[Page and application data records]
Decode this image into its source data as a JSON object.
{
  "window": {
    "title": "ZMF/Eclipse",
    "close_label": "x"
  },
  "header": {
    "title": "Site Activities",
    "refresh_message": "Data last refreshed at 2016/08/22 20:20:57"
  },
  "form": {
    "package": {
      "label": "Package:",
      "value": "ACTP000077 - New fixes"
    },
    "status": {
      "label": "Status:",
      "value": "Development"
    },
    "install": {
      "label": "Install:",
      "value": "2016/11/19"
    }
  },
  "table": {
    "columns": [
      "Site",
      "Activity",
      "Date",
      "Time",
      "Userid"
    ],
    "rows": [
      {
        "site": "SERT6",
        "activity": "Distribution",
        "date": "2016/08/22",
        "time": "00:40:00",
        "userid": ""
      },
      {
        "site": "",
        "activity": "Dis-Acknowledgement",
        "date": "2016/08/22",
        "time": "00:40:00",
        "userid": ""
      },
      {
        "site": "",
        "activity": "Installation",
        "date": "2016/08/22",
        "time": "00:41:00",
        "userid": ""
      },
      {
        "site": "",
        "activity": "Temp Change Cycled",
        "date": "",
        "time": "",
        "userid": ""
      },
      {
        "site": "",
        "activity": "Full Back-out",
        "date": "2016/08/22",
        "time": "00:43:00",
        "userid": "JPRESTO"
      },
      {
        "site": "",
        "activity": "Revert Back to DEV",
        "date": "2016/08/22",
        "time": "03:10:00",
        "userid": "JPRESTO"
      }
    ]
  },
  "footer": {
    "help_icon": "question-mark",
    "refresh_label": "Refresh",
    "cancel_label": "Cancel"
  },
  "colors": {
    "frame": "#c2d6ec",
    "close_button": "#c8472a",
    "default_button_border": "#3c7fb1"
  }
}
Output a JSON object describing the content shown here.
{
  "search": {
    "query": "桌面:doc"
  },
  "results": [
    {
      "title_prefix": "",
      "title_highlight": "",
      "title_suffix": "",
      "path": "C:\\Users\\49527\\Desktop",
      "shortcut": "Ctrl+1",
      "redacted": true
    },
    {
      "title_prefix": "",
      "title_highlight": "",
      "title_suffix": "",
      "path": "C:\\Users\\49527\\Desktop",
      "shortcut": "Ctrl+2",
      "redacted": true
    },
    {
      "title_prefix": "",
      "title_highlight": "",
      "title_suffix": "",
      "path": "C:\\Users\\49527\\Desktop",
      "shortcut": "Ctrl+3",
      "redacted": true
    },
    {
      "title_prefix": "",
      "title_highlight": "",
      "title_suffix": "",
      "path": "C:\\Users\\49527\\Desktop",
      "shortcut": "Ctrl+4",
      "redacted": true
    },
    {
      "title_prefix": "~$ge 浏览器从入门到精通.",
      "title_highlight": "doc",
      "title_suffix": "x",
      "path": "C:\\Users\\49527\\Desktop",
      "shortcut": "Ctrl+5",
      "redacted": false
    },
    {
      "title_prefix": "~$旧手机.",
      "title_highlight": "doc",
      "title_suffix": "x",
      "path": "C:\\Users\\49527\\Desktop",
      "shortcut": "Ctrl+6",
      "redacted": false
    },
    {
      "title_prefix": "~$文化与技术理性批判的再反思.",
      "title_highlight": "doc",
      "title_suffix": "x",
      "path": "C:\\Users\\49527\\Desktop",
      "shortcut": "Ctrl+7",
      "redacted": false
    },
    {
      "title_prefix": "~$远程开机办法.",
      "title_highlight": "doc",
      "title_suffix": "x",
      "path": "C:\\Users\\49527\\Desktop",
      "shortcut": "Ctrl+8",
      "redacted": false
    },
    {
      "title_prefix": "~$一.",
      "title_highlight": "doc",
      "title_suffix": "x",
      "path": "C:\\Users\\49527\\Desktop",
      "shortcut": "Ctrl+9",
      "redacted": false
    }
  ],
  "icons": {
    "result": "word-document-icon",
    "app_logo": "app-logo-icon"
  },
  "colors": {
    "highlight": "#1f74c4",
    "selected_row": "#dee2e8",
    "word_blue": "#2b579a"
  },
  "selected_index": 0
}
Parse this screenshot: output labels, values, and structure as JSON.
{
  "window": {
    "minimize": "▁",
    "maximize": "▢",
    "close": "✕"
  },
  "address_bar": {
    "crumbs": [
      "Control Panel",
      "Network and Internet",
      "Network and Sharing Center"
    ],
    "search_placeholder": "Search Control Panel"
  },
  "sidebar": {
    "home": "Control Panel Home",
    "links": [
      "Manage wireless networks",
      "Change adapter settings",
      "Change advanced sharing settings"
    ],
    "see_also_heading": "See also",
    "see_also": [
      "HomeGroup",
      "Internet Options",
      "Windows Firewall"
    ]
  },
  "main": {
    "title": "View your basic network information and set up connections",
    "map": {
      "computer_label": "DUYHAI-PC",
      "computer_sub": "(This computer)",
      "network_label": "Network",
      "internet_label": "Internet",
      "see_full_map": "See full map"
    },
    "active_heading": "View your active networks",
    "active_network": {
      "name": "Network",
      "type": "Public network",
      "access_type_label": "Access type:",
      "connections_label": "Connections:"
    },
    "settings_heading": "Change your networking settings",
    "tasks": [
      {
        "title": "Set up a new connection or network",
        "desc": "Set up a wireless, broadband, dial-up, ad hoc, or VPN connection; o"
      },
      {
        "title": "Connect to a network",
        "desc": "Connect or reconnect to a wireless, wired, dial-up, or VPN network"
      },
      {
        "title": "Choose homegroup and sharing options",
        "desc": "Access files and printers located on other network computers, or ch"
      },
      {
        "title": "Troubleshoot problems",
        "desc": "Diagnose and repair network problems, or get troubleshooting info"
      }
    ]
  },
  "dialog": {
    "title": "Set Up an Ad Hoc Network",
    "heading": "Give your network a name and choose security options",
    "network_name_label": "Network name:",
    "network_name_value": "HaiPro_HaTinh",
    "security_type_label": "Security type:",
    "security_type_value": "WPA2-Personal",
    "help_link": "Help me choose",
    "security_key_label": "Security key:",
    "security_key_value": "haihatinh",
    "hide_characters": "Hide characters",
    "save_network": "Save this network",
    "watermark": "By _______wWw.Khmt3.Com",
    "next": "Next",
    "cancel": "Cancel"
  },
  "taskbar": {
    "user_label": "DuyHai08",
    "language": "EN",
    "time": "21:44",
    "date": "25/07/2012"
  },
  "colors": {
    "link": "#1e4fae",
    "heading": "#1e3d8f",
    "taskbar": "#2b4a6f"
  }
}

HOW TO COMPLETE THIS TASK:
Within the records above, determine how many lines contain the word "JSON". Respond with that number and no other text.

SOLVED PROBLEM:
3